Why do we accept low pay?
Everyone else is doing it.
This bridge-jumping perspective is obviously wrong, yet perfectly understandable at the same time.
Social norms almost always exist for a good reason.
But sometimes, the majority is wrong.
If the majority accepts half of what they're worth, let them. But don't let yourself make the same mistake. Use the tools in the sections below to find out how you can rid yourself of an unfair pay rate, and get what your hard work and effort warrants.
In Ecuador, the highest paying jobs pay somewhere in the ballpark of $4 an hour. I remember telling Isabel (my Spanish teacher at the time) that she could triple that rate if she started freelancing online. To you it's obvious — $12 an hour is chump change, even on the most skeezy freelance sites out there — but to her it wasn't possible. Everyone she knew made less than $4 an hour, and somehow she accepted that as her reality. I told her I could help get everything set up and show her how things work online. Her answer was something along the lines of "wow, that sounds great", but her eyes said "no one here makes that much money and I won't either".
It takes courage to step out of the herd and walk in a different direction.
Insecurity kills our chances before confidence gets a chance to take root. Everyone says the same thing, over and over like a broken record — "The economy's bad", "Unemployment is high and jobs are scarce", "You're lucky to have a job in this economy, be thankful for what you have".
I'll tell you right now, you should be thankful for that kind of talk.
Good Economy, Bad Economy and Truth
While everyone else believes that the economy has failed them, you can go forward with the same confidence you had in the "good" economy, and take the high-paying jewels everyone else walked over. They believed a lie and it blinded them to the gems scattered before their eyes. It's a tough thing because it's easy to let yourself become blind to the amazing opportunities that are still out there.
Even if you had the perception to see those opportunities, you may not have the fortitude to reach out and take them, due to an incorrect assumption of what you're worth. So you need to open your eyes to the opportunities, and know what you're worth.
You need to:
- Thoroughly understand your market.
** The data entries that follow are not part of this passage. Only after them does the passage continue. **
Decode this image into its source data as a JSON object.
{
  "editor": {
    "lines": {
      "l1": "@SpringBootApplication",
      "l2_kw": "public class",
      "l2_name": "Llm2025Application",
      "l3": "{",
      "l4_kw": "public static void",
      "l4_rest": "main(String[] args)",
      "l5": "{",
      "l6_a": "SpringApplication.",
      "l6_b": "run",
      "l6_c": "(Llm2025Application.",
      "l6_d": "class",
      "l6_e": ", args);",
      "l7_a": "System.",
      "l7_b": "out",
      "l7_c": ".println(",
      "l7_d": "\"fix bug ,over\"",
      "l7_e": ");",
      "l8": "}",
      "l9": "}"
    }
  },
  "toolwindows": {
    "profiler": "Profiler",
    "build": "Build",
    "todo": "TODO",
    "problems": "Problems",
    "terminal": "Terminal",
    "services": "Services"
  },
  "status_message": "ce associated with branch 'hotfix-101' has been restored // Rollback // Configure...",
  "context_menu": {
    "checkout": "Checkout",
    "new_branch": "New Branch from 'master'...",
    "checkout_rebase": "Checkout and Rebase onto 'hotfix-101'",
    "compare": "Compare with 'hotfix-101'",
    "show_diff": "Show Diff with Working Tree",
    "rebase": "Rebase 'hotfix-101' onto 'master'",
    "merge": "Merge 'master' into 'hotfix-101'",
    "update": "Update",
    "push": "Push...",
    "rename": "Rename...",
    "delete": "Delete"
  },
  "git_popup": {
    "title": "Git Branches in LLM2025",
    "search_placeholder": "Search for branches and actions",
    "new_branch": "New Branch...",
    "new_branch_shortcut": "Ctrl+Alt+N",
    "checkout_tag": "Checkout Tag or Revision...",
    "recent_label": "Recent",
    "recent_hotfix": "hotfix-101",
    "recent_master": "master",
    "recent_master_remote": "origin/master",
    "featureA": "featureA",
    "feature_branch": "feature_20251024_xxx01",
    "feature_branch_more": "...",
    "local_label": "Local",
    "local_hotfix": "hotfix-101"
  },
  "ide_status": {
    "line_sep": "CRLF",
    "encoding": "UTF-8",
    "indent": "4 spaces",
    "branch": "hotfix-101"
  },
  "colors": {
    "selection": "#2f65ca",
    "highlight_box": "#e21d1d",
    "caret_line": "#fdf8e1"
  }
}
Not what everyone else says, because their information is almost always an unhappy regurgitation of someone else's inaccurate, wikipedia-browsed information.
- Figure out your true value — not what your boss is willing to pay you.
- Know the average salary of your career and position, specific to your city and state.
Let's go over that in further detail in my article "Why You Get Paid Half Your Worth — And What to Do About it (Part 2)", where we'll discuss how to research your job supply and demand, find out what you're really worth, and go over your salary-leverage options.